According to the BBC report, this caused criticism of the Cathedral authorities, and the Primus of the Church, David Chillingworth, Bishop of St. Andrews, Dunkeld and Dunblane, issued a statement in which he said, “… the Scottish Episcopal Church is deeply distressed at the widespread offence which has been caused. We also deeply regret the widespread abuse which has been received by the Cathedral community”.

According to the BBC report, “St Mary’s Episcopal Cathedral has been criticised because the verses contradict Christian teaching about Jesus.” Helpfully, it also informs readers that “The chapter tells the story of the birth of Christ to the virgin Mary, and includes the Islamic teaching that Jesus is not the son of God and should not be worshipped, which has provoked criticism from some Anglicans”.

It is difficult to know what happened. One assumes the verses were translated. Presumably they began at Q 19: 16, and I would have thought that from there until verse 34 (where it could have ended neatly) there was little or nothing to offend average Christian sensibilities, although the hearers would have found some details strange. Only at verse 35 is it stated that “it is not for God to take on/adopt a son”. If that was included, then it might be thought discourteous and inappropriate for the Christian setting.

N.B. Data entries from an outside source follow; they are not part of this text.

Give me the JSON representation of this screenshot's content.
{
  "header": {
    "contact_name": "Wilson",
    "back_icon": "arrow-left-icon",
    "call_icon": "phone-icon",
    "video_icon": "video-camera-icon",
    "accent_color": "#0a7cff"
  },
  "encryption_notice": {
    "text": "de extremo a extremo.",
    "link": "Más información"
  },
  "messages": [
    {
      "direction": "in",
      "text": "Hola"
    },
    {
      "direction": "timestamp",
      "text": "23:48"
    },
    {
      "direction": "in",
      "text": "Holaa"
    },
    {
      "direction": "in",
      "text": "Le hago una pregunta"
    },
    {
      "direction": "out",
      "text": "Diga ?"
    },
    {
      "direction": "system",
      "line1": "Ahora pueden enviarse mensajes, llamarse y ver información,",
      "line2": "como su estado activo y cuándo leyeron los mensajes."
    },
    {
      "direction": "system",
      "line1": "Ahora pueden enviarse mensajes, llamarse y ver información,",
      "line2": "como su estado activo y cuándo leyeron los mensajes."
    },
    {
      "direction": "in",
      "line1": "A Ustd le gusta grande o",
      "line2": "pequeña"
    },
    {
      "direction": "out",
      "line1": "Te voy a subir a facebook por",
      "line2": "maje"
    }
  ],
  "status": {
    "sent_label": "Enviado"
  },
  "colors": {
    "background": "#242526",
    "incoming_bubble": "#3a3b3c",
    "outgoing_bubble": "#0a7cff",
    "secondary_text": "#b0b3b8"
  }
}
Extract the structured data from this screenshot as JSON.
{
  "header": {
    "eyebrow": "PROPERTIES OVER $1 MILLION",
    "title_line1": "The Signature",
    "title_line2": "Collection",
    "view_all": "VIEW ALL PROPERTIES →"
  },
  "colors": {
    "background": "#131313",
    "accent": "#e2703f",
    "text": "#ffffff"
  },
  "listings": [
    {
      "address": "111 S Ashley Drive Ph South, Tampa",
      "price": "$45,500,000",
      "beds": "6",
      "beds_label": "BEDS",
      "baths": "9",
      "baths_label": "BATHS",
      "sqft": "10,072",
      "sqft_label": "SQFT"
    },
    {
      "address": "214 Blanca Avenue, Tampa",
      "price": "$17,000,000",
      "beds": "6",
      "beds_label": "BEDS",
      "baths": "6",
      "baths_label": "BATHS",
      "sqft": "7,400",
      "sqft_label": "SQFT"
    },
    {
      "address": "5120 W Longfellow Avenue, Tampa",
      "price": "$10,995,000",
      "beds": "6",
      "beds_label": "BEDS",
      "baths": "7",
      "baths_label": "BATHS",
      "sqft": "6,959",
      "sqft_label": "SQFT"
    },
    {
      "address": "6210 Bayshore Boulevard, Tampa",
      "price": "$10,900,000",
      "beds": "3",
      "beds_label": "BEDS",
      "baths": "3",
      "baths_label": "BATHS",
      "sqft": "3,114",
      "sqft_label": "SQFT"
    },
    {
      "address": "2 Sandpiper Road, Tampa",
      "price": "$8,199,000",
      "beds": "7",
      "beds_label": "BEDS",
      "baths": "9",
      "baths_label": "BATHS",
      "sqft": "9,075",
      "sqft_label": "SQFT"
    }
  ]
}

Without knowing more about the precise circumstances, though, I wonder if the offence was simply the reading of the Qur’an in a church. Does anyone know more?

-Gerald Hawting, IQSA President 2017 (SOAS University of London)

© International Qur’anic Studies Association, 2017. All rights reserved.